For companies addressing staff reductions, we offer the S.E.T.™ Program. Our S.E.T.™ Program is designed for leaders, managers, and employees handling staff reductions or organizational reorganizations as a result of system wide change initiatives, including integration strategies. S.E.T. stands for Strengthen | Engage | Transform, and through the Program employees are empowered to create ownership and accountability for successfully managing change and navigating through the transition.

There are two workshops that strengthen those who remain after a staff reduction with a focus on how to best engage their teams to successfully navigate the process of change, and transform employees to be more receptive to and embracing of the change they are experiencing, as well as be more productive and positive in their outlook of their role in the future of the organization. Each workshop addresses the unique experience of the employee; those experiencing the change and those experiencing change while simultaneously leading others through it.

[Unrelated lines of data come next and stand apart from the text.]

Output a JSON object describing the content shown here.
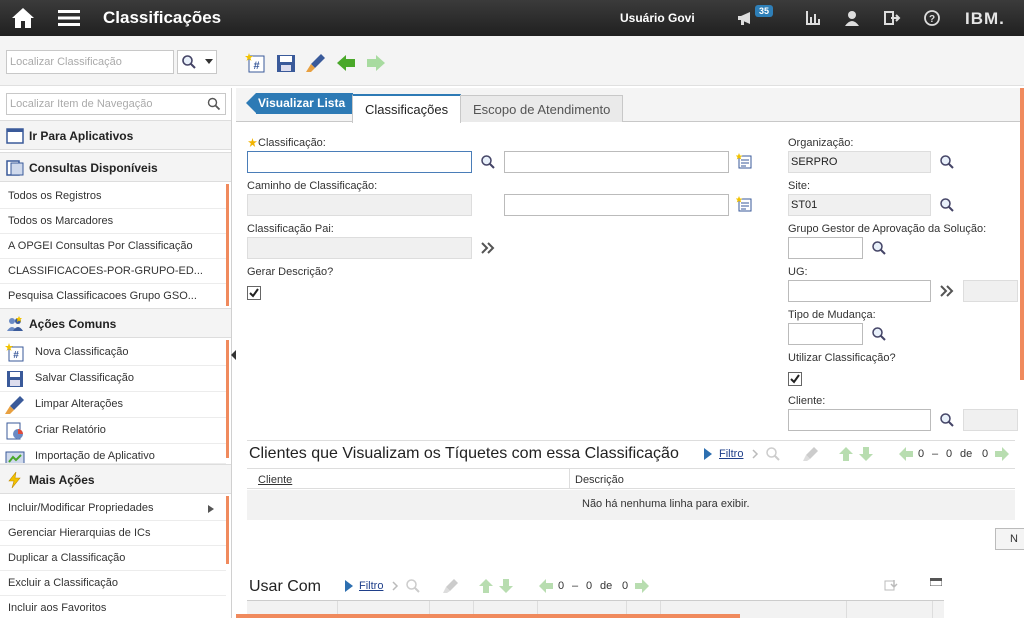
{
  "header": {
    "title": "Classificações",
    "user": "Usuário Govi",
    "notification_count": "35",
    "brand": "IBM.",
    "icons": [
      "home-icon",
      "menu-icon",
      "megaphone-icon",
      "chart-icon",
      "person-icon",
      "logout-icon",
      "help-icon"
    ]
  },
  "toolbar": {
    "search_placeholder": "Localizar Classificação",
    "buttons": [
      "new-icon",
      "save-icon",
      "clear-icon",
      "back-arrow-icon",
      "forward-arrow-icon"
    ]
  },
  "sidebar": {
    "search_placeholder": "Localizar Item de Navegação",
    "go_to_apps": "Ir Para Aplicativos",
    "queries_header": "Consultas Disponíveis",
    "queries": [
      "Todos os Registros",
      "Todos os Marcadores",
      "A OPGEI Consultas Por Classificação",
      "CLASSIFICACOES-POR-GRUPO-ED...",
      "Pesquisa Classificacoes Grupo GSO..."
    ],
    "common_header": "Ações Comuns",
    "common": [
      "Nova Classificação",
      "Salvar Classificação",
      "Limpar Alterações",
      "Criar Relatório",
      "Importação de Aplicativo"
    ],
    "more_header": "Mais Ações",
    "more": [
      "Incluir/Modificar Propriedades",
      "Gerenciar Hierarquias de ICs",
      "Duplicar a Classificação",
      "Excluir a Classificação",
      "Incluir aos Favoritos"
    ]
  },
  "tabs": {
    "list_button": "Visualizar Lista",
    "items": [
      "Classificações",
      "Escopo de Atendimento"
    ]
  },
  "form": {
    "classificacao_label": "Classificação:",
    "caminho_label": "Caminho de Classificação:",
    "pai_label": "Classificação Pai:",
    "gerar_label": "Gerar Descrição?",
    "organizacao_label": "Organização:",
    "organizacao_value": "SERPRO",
    "site_label": "Site:",
    "site_value": "ST01",
    "grupo_label": "Grupo Gestor de Aprovação da Solução:",
    "ug_label": "UG:",
    "tipo_label": "Tipo de Mudança:",
    "utilizar_label": "Utilizar Classificação?",
    "cliente_label": "Cliente:"
  },
  "clients_table": {
    "title": "Clientes que Visualizam os Tíquetes com essa Classificação",
    "filter": "Filtro",
    "pager_from": "0",
    "pager_dash": "–",
    "pager_to": "0",
    "pager_of": "de",
    "pager_total": "0",
    "col_client": "Cliente",
    "col_desc": "Descrição",
    "empty": "Não há nenhuma linha para exibir.",
    "new_row_partial": "N"
  },
  "usar_com": {
    "title": "Usar Com",
    "filter": "Filtro",
    "pager_from": "0",
    "pager_dash": "–",
    "pager_to": "0",
    "pager_of": "de",
    "pager_total": "0"
  }
}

Companies that recognize how important it is to address the needs of employees who remain after a significant staff transition understand that rebuilding a strong community is both art and science. People constantly adapt to incremental change but the emotional response and disruption of relationships can inhibit their progress. For business, we know that anything that erodes relationships erodes performance. Addressing this head-on will empower employees to form new relationships, new teams, and new accountability structures needed for the organization to get S.E.T.™ to move forward.

Adena E. Johnston, MA, MSOD, ACC

Vice President & Practice Leader, Talent Development